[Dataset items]
----

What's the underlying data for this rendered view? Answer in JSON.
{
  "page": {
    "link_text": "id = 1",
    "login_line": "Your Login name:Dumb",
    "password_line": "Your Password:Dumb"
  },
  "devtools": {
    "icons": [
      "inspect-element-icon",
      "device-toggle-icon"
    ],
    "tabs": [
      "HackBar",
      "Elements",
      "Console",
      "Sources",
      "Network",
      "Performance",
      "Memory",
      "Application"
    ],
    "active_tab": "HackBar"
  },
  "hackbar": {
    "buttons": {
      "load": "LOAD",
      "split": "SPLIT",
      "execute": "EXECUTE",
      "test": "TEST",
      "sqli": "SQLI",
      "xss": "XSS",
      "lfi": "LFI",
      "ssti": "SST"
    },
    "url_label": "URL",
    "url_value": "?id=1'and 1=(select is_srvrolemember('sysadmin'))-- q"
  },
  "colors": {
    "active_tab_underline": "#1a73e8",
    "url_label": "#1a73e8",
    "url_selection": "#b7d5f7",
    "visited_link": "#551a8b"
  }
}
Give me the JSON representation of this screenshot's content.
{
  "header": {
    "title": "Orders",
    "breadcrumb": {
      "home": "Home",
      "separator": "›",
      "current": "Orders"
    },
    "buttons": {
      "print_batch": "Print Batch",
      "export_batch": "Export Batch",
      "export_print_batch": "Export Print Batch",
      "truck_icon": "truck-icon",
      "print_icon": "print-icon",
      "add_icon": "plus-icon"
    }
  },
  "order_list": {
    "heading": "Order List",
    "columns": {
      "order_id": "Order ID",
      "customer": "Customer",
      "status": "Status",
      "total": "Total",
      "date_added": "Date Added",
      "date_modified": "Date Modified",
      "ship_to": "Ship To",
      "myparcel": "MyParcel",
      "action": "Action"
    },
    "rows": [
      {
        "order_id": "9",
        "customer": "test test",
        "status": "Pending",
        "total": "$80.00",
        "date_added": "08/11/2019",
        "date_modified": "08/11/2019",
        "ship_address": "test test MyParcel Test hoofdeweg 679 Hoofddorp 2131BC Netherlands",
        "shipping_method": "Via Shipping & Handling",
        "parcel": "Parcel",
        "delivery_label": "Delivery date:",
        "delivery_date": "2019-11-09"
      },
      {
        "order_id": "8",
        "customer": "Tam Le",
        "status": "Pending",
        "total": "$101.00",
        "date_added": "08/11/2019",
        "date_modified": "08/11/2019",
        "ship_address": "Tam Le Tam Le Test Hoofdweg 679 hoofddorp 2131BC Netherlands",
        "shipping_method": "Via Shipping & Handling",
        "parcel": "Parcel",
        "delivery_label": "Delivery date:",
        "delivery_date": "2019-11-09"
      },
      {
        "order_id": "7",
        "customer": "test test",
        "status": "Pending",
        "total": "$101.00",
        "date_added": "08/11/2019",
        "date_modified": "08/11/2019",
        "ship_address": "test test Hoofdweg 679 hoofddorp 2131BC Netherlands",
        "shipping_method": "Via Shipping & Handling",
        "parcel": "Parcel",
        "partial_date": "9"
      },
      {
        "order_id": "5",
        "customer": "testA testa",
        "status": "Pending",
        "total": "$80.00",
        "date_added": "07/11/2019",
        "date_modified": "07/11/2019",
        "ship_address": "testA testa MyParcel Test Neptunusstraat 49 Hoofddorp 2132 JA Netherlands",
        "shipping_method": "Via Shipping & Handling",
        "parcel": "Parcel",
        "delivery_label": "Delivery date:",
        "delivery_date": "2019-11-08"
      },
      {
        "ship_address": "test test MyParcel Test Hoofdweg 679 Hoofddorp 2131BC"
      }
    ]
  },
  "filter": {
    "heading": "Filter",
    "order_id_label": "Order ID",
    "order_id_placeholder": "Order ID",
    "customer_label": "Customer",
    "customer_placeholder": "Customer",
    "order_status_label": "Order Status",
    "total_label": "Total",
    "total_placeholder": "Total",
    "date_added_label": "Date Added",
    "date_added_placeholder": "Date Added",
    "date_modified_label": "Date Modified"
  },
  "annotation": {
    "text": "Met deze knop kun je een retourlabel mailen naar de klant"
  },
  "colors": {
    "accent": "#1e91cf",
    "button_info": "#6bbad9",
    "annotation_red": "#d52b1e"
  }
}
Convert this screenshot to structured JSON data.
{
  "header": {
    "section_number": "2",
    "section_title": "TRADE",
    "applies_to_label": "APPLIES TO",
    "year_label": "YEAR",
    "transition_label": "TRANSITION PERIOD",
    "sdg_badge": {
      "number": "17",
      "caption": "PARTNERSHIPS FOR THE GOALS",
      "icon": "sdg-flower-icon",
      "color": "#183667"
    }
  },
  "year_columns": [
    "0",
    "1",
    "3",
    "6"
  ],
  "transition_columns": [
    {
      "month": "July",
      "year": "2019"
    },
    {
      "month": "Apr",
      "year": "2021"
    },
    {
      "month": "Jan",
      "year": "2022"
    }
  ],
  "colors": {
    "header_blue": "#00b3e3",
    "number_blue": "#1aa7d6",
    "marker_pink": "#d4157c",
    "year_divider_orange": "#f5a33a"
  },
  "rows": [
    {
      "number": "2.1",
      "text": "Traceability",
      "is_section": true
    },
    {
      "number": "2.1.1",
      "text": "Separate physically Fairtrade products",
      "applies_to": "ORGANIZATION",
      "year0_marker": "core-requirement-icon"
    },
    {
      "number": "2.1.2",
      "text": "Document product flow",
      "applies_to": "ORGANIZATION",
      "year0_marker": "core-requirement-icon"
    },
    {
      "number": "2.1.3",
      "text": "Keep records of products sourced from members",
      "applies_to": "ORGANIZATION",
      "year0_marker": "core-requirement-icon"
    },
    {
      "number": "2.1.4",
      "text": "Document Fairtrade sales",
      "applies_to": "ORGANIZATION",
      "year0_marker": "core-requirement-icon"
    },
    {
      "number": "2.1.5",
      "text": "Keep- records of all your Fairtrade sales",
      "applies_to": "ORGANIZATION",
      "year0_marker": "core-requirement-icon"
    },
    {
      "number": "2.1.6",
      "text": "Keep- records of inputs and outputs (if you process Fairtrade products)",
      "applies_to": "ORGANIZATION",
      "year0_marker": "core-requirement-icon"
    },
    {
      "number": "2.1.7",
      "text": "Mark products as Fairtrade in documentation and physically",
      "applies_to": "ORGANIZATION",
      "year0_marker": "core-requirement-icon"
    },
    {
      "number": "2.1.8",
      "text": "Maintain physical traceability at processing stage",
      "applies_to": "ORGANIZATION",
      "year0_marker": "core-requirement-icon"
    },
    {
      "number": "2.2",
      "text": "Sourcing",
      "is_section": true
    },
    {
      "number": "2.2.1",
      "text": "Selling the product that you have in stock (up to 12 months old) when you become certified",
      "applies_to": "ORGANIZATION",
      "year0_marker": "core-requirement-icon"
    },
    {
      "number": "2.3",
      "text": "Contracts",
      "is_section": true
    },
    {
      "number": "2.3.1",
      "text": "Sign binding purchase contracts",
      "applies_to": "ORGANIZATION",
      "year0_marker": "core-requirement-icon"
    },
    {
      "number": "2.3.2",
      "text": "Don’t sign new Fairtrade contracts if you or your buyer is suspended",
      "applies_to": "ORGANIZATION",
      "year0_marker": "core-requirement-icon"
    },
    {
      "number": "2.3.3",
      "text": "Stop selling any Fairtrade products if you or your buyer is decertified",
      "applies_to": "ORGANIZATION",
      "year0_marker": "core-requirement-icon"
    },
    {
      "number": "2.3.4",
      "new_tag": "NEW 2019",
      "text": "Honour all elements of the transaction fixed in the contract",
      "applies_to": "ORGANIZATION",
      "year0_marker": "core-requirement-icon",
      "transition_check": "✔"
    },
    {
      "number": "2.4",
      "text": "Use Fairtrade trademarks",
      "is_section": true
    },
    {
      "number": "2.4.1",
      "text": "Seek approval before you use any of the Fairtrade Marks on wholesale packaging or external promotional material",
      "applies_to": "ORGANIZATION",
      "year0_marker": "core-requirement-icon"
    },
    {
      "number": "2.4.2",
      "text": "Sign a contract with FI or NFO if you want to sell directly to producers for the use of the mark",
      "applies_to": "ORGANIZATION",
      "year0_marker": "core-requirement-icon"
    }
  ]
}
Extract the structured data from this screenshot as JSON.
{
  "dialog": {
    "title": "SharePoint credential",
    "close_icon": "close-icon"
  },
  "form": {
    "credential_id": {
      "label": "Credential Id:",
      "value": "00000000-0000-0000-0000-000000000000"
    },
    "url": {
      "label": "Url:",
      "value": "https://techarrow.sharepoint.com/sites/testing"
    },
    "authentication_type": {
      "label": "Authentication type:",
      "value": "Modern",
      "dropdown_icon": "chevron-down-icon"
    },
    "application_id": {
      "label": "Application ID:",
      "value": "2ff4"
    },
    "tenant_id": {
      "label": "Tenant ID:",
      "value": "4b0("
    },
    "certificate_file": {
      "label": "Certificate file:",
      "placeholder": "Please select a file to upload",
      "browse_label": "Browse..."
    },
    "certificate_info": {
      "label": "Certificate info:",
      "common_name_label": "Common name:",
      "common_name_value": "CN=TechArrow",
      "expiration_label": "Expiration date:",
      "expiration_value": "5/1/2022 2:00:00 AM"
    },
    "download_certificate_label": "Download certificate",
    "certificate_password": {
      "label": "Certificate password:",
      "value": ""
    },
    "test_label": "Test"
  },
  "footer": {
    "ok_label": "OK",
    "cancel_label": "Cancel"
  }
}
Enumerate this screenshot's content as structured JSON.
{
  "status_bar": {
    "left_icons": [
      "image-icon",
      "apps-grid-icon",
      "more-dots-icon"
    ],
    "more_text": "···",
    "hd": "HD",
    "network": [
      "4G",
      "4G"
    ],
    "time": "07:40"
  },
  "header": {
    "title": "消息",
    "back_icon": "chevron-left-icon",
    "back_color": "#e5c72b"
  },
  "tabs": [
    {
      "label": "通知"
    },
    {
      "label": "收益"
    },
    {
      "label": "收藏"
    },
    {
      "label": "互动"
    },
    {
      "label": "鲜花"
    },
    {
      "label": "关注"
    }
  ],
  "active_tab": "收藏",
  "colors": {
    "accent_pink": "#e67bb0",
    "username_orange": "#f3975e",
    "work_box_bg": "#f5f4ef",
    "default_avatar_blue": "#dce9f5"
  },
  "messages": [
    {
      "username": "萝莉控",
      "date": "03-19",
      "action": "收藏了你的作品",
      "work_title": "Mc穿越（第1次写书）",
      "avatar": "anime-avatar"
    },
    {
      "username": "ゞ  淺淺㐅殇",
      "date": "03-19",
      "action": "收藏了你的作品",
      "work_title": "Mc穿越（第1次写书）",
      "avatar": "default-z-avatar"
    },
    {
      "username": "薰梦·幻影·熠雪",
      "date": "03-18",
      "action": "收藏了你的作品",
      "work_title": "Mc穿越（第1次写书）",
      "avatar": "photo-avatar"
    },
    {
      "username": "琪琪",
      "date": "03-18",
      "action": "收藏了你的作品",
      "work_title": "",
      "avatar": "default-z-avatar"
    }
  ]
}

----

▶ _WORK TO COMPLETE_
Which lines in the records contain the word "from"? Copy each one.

▶ _RESPONSE FOR THIS EXERCISE_
      "text": "Keep records of products sourced from members",
Extract the structured data from this screenshot as JSON.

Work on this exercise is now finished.